> **PROBLEM REQUIREMENTS**
In the data, find each line where the word "digital" appears and list that line.

### SUPPLIED INFORMATION

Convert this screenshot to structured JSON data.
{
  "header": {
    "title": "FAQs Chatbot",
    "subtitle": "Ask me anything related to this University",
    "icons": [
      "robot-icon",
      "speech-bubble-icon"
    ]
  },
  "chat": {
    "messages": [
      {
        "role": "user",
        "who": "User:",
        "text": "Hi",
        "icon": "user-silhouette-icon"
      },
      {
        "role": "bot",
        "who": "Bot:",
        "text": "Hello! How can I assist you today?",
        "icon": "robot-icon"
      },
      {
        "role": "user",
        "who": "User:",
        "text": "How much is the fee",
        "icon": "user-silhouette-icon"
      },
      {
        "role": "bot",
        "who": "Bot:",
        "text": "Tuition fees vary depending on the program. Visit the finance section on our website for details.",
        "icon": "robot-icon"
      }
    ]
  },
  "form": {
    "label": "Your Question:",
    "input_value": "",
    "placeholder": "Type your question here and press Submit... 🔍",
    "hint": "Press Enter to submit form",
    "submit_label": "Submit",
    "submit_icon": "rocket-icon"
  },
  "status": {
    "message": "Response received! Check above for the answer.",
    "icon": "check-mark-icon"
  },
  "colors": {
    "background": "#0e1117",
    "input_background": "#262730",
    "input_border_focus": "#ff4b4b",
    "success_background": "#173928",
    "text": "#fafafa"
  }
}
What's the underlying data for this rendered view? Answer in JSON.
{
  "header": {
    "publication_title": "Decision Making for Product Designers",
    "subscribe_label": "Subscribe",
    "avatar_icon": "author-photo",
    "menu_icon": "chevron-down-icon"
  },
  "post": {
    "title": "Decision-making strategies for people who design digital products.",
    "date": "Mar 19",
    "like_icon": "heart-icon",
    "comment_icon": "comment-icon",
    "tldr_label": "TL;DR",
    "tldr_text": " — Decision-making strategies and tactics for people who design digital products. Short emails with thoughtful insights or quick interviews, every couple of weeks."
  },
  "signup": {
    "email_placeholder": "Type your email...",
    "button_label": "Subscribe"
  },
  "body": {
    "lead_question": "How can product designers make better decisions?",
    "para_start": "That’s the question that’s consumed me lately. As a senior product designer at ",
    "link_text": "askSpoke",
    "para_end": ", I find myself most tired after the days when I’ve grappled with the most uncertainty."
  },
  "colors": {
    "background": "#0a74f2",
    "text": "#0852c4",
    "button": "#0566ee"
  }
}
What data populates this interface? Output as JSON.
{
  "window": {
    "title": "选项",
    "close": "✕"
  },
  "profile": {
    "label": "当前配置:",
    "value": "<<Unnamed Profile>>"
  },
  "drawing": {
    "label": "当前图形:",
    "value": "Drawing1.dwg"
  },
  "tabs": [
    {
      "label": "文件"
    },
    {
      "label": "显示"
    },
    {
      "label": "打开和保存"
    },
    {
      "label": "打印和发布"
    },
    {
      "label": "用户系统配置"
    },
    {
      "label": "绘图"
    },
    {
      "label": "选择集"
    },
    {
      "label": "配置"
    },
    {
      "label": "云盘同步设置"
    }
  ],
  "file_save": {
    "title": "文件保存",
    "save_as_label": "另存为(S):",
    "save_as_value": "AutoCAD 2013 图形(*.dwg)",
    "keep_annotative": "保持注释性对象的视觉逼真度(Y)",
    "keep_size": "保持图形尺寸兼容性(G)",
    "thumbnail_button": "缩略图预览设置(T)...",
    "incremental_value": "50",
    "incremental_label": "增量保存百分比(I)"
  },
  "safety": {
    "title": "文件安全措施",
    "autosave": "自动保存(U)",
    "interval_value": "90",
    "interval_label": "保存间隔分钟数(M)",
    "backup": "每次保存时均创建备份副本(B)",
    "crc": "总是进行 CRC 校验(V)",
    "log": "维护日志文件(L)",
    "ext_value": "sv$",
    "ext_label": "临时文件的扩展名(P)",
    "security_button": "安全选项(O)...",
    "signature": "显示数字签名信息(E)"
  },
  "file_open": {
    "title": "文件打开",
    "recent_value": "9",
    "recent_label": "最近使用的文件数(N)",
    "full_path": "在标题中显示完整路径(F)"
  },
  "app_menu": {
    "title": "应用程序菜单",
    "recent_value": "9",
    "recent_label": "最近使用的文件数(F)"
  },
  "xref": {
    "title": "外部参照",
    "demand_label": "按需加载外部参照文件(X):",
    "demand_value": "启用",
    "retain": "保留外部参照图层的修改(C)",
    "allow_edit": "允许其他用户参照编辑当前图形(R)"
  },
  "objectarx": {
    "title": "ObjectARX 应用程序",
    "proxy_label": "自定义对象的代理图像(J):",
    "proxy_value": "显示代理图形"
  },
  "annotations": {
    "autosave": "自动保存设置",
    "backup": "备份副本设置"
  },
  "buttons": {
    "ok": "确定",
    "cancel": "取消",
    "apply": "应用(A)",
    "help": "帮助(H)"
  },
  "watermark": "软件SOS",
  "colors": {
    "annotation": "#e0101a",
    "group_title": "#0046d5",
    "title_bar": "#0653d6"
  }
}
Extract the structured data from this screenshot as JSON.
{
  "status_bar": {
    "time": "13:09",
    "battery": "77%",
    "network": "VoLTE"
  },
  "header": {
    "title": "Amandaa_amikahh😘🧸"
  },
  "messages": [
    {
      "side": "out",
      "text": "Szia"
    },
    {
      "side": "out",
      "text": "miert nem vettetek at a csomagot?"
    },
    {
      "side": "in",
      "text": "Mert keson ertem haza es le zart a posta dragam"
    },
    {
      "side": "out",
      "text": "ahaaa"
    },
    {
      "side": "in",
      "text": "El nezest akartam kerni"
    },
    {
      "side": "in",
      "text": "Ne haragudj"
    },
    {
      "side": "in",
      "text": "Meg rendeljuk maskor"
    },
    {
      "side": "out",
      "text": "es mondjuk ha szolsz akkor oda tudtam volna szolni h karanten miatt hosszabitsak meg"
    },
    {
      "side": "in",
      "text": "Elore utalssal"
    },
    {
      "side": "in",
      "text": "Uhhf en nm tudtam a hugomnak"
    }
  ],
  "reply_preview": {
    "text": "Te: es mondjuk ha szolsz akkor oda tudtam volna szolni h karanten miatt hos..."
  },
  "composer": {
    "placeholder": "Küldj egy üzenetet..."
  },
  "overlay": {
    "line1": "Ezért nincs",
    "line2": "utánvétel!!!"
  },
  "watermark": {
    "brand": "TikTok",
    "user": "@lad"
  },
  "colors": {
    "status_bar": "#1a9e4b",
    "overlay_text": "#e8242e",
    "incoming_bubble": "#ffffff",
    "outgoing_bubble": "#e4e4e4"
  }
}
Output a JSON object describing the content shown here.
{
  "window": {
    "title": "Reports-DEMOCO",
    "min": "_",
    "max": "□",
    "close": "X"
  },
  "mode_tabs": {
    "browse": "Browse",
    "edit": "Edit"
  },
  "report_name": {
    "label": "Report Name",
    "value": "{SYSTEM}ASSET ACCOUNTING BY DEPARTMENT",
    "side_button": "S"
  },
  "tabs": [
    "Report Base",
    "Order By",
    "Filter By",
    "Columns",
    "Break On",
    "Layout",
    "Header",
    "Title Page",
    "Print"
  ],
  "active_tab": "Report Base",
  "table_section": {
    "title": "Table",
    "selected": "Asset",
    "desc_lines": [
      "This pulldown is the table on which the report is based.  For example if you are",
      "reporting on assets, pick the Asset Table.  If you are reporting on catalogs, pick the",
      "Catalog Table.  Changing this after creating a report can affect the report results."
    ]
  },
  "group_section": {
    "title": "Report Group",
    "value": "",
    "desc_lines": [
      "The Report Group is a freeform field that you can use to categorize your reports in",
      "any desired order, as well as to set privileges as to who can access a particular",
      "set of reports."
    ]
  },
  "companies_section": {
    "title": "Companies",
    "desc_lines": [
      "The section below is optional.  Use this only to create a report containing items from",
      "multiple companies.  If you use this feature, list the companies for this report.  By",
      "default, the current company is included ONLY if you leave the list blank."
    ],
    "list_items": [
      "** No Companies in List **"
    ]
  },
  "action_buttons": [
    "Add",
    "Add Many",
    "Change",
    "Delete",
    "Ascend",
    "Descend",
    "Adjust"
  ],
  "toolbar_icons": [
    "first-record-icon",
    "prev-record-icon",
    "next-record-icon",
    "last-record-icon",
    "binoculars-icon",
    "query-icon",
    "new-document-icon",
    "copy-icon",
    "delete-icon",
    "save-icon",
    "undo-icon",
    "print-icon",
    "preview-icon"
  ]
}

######

> **ANSWER SECTION**
    "title": "Decision-making strategies for people who design digital products.",
    "tldr_text": " — Decision-making strategies and tactics for people who design digital products. Short emails with thoughtful insights or quick interviews, every couple of weeks."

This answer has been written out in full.